Context helps humans make decisions in the everyday real world (we’re able to tell someone’s age, gender, read their body language, etc). However, context is often ignored online. For example, if you go to Google and search for brown dress shoes, you’ll be amazed at the number of marketers trying to sell you black dress shoes, running sneakers or even sandals. Just like we use context to shape our everyday experiences, context humanizes websites. By looking at context, companies will understand who came to their website, what that individual came to accomplish, how they came and then provide those site visitors with the right experience that’s now personalized and meaningful to them. So let’s start humanizing websites through context. Context deepens engagement, grows revenue and builds loyalty.

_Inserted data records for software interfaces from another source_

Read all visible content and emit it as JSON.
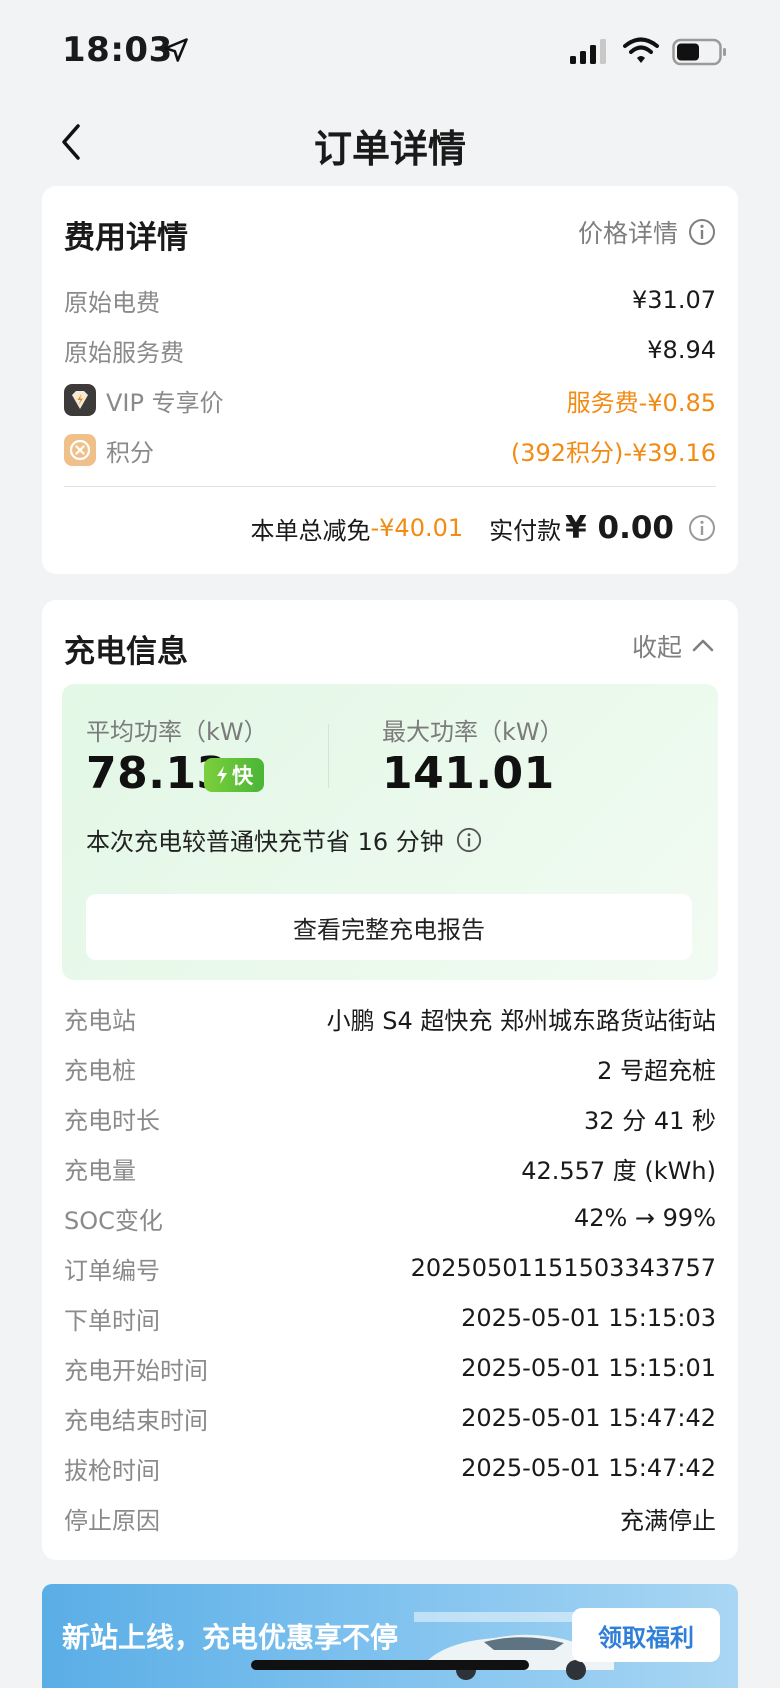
{
  "status_bar": {
    "time": "18:03"
  },
  "nav": {
    "title": "订单详情"
  },
  "fee": {
    "title": "费用详情",
    "price_detail_label": "价格详情",
    "rows": [
      {
        "label": "原始电费",
        "value": "¥31.07"
      },
      {
        "label": "原始服务费",
        "value": "¥8.94"
      },
      {
        "label": "VIP 专享价",
        "value": "服务费-¥0.85"
      },
      {
        "label": "积分",
        "value": "(392积分)-¥39.16"
      }
    ],
    "total_discount_label": "本单总减免",
    "total_discount_value": "-¥40.01",
    "paid_label": "实付款",
    "paid_value": "¥ 0.00"
  },
  "charge": {
    "title": "充电信息",
    "collapse_label": "收起",
    "avg_power_label": "平均功率（kW）",
    "avg_power_value": "78.13",
    "fast_badge": "快",
    "max_power_label": "最大功率（kW）",
    "max_power_value": "141.01",
    "save_text": "本次充电较普通快充节省 16 分钟",
    "report_button": "查看完整充电报告",
    "rows": [
      {
        "label": "充电站",
        "value": "小鹏 S4 超快充 郑州城东路货站街站"
      },
      {
        "label": "充电桩",
        "value": "2 号超充桩"
      },
      {
        "label": "充电时长",
        "value": "32 分 41 秒"
      },
      {
        "label": "充电量",
        "value": "42.557 度 (kWh)"
      },
      {
        "label": "SOC变化",
        "value": "42% → 99%"
      },
      {
        "label": "订单编号",
        "value": "20250501151503343757"
      },
      {
        "label": "下单时间",
        "value": "2025-05-01 15:15:03"
      },
      {
        "label": "充电开始时间",
        "value": "2025-05-01 15:15:01"
      },
      {
        "label": "充电结束时间",
        "value": "2025-05-01 15:47:42"
      },
      {
        "label": "拔枪时间",
        "value": "2025-05-01 15:47:42"
      },
      {
        "label": "停止原因",
        "value": "充满停止"
      }
    ]
  },
  "banner": {
    "text": "新站上线，充电优惠享不停",
    "button": "领取福利"
  },
  "colors": {
    "accent_orange": "#f28b13",
    "background": "#f2f3f5",
    "fast_green": "#4ab536"
  }
}
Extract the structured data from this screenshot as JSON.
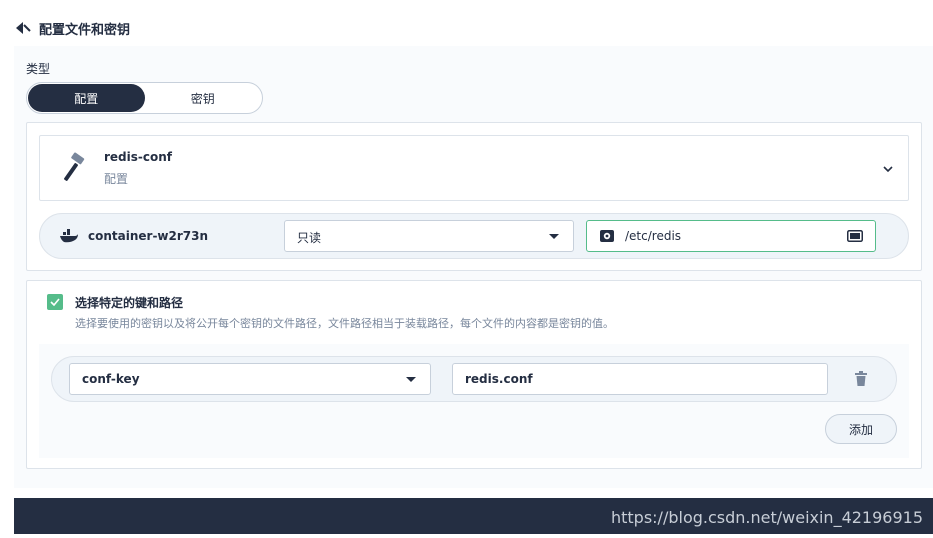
{
  "header": {
    "title": "配置文件和密钥"
  },
  "type": {
    "label": "类型",
    "options": [
      {
        "label": "配置",
        "active": true
      },
      {
        "label": "密钥",
        "active": false
      }
    ]
  },
  "source": {
    "name": "redis-conf",
    "type": "配置"
  },
  "mount": {
    "container": "container-w2r73n",
    "mode": "只读",
    "path": "/etc/redis"
  },
  "keys": {
    "checked": true,
    "title": "选择特定的键和路径",
    "description": "选择要使用的密钥以及将公开每个密钥的文件路径，文件路径相当于装载路径，每个文件的内容都是密钥的值。",
    "items": [
      {
        "key": "conf-key",
        "path": "redis.conf"
      }
    ],
    "add_label": "添加"
  },
  "watermark": "https://blog.csdn.net/weixin_42196915",
  "colors": {
    "accent": "#55bc8a",
    "dark": "#242e42",
    "muted": "#79879c"
  }
}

Q. A year from now, what do you see as the highest and best use of the type of tools Ektron offers?
There’s been an evolution of Web Content Management (WCM). In the past, companies started with content first – they would use WCM tools to increase time to web and productivity by giving business users the ability to publish content without relying on IT. Improving time-to-web was the metric companies would use to measure the success of their WCM system, but getting content up on the web faster doesn’t necessarily meet the needs of brands, especially if that content provides no relevance to their customers.

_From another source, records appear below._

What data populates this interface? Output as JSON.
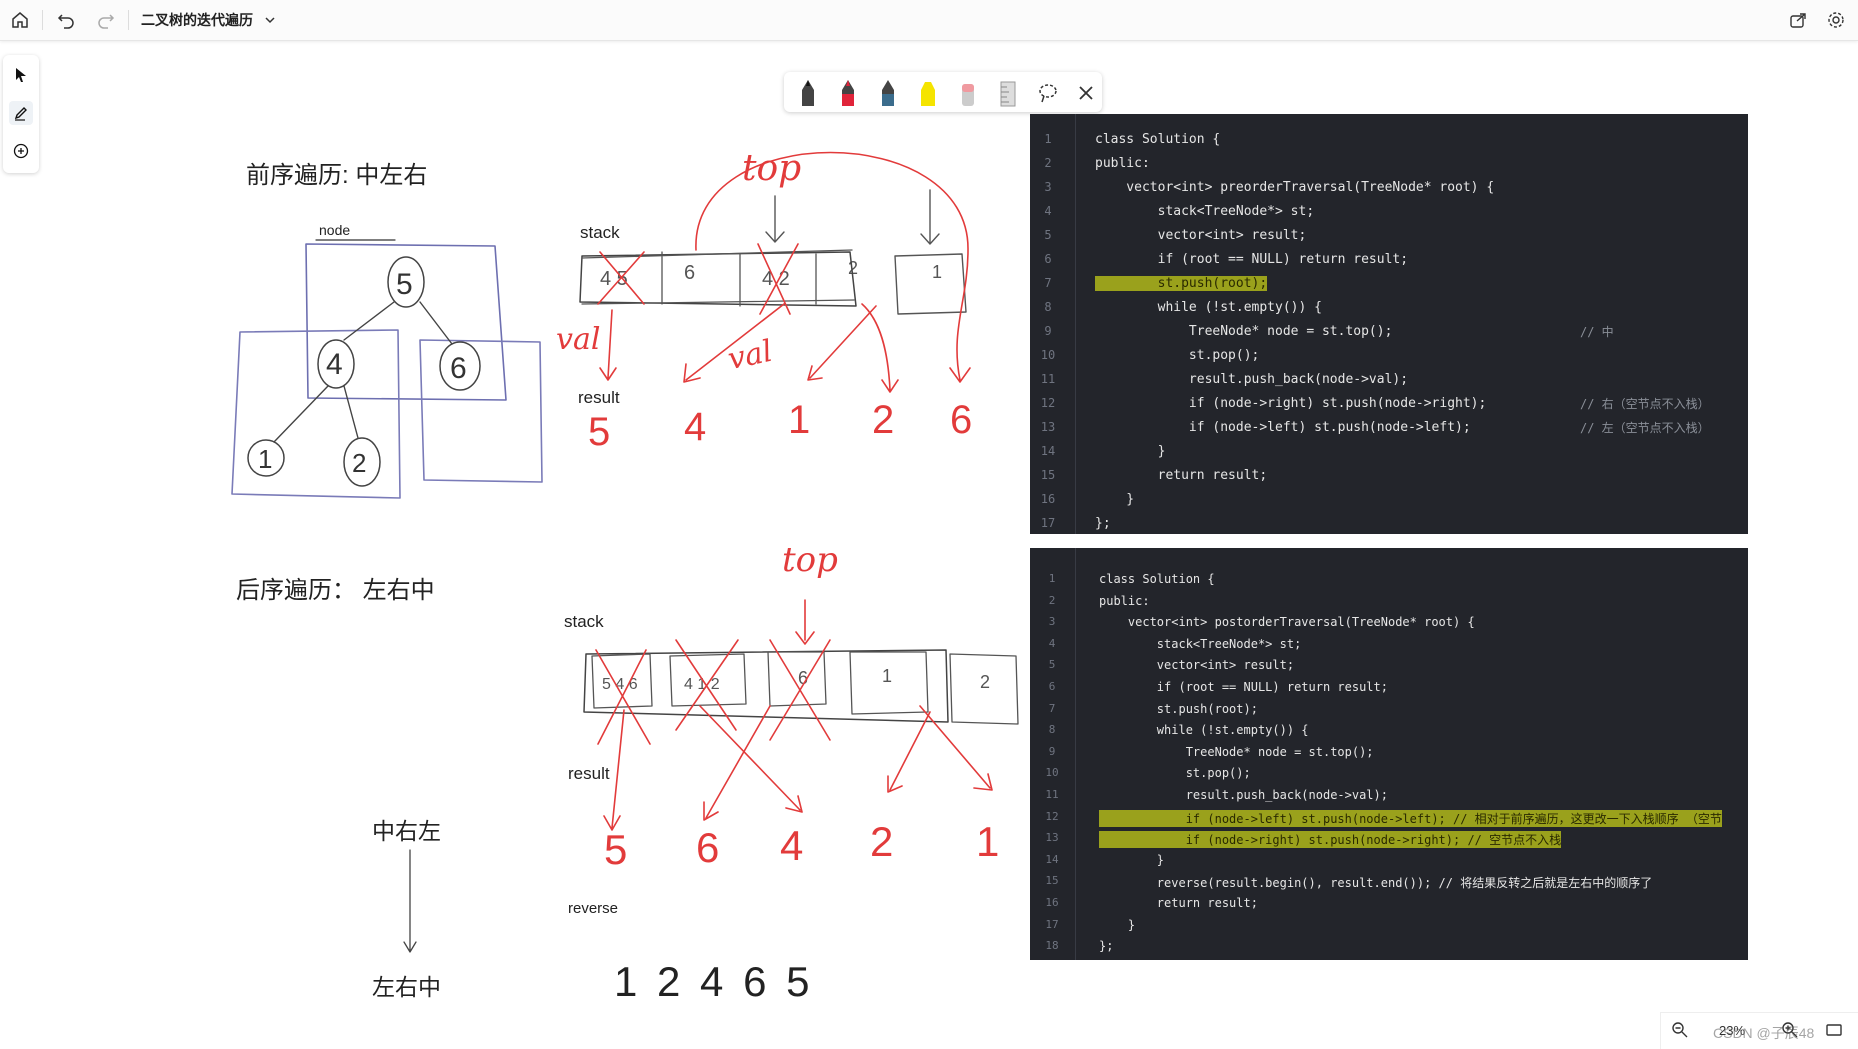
{
  "toolbar": {
    "title": "二叉树的迭代遍历",
    "home_icon": "home-icon",
    "undo_icon": "undo-icon",
    "redo_icon": "redo-icon",
    "share_icon": "share-icon",
    "settings_icon": "gear-icon"
  },
  "left_tools": [
    "select-pointer-icon",
    "pen-icon",
    "add-icon"
  ],
  "pen_tools": {
    "colors": [
      "#222222",
      "#e0243a",
      "#3b6c8c",
      "#f5e400",
      "#f09aa0"
    ],
    "ruler_icon": "ruler-icon",
    "lasso_icon": "lasso-icon",
    "close_icon": "close-icon"
  },
  "notes": {
    "preorder_title": "前序遍历: 中左右",
    "postorder_title": "后序遍历：  左右中",
    "node_label": "node",
    "stack_label_1": "stack",
    "stack_label_2": "stack",
    "result_label_1": "result",
    "result_label_2": "result",
    "reverse_label": "reverse",
    "top_label_1": "top",
    "top_label_2": "top",
    "val_label_1": "val",
    "val_label_2": "val",
    "order_mid_right_left": "中右左",
    "order_left_right_mid": "左右中",
    "tree_nodes": [
      "5",
      "4",
      "6",
      "1",
      "2"
    ],
    "stack1_cells": [
      "4 5",
      "6",
      "4 2",
      "2",
      "1"
    ],
    "result1": [
      "5",
      "4",
      "1",
      "2",
      "6"
    ],
    "stack2_cells": [
      "5 4 6",
      "4 1 2",
      "6",
      "1",
      "2"
    ],
    "result2": [
      "5",
      "6",
      "4",
      "2",
      "1"
    ],
    "reverse_result": "1  2  4  6  5"
  },
  "code_preorder": {
    "line_numbers": [
      "1",
      "2",
      "3",
      "4",
      "5",
      "6",
      "7",
      "8",
      "9",
      "10",
      "11",
      "12",
      "13",
      "14",
      "15",
      "16",
      "17"
    ],
    "lines": [
      "class Solution {",
      "public:",
      "    vector<int> preorderTraversal(TreeNode* root) {",
      "        stack<TreeNode*> st;",
      "        vector<int> result;",
      "        if (root == NULL) return result;",
      "        st.push(root);",
      "        while (!st.empty()) {",
      "            TreeNode* node = st.top();",
      "            st.pop();",
      "            result.push_back(node->val);",
      "            if (node->right) st.push(node->right);",
      "            if (node->left) st.push(node->left);",
      "        }",
      "        return result;",
      "    }",
      "};"
    ],
    "comment_9": "// 中",
    "comment_12": "// 右（空节点不入栈）",
    "comment_13": "// 左（空节点不入栈）"
  },
  "code_postorder": {
    "line_numbers": [
      "1",
      "2",
      "3",
      "4",
      "5",
      "6",
      "7",
      "8",
      "9",
      "10",
      "11",
      "12",
      "13",
      "14",
      "15",
      "16",
      "17",
      "18"
    ],
    "lines": [
      "class Solution {",
      "public:",
      "    vector<int> postorderTraversal(TreeNode* root) {",
      "        stack<TreeNode*> st;",
      "        vector<int> result;",
      "        if (root == NULL) return result;",
      "        st.push(root);",
      "        while (!st.empty()) {",
      "            TreeNode* node = st.top();",
      "            st.pop();",
      "            result.push_back(node->val);",
      "            if (node->left) st.push(node->left); // 相对于前序遍历，这更改一下入栈顺序 （空节",
      "            if (node->right) st.push(node->right); // 空节点不入栈",
      "        }",
      "        reverse(result.begin(), result.end()); // 将结果反转之后就是左右中的顺序了",
      "        return result;",
      "    }",
      "};"
    ]
  },
  "zoom": {
    "zoom_out_icon": "zoom-out-icon",
    "level": "23%",
    "zoom_in_icon": "zoom-in-icon",
    "fit_icon": "fit-screen-icon",
    "watermark": "CSDN @子辰48"
  }
}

Successful brands start with the customer first, understanding who they are and what they came to the site to accomplish. They match the right content to the site visitor based on each visitor’s unique goals. Today I would say that the “c” in web content management is “customer.” Before, we always started with content, but content just becomes a tool to engage customers. Web content management should actually become web customer management. Ektron customers succeed and achieve business results when they focus on delivering the best web experience to each of their customers.
Q. What do you think some companies just don’t get, but that is critically important to their future?
Mobile. The number of websites you go to on your smartphone today and see that it’s not mobile-optimized is still unbelievable. Starting with mobile-friendly is an important first step, but you also have to think about how consumers are using mobile. Mobile is one of the most significant computing technologies since the invention of the mouse where you click and find information. Touching and swiping on your mobile device has become the new point+click. Mobile brings new ways to interact and engage with consumers.
Today, companies should not only think about mobile-friendly, but they also need to think about how mobile devices and mobile apps present new ways to interact with their customers. I propose that companies start with mobile first because users often prefer the kind of experience that they get on their smartphone and tablet. By starting with that mobile user experience, we can then enhance these experiences on a tablet, and then on a desktop web browser. Mobile will then become the baseline for companies to build out their multi-channel customer experiences.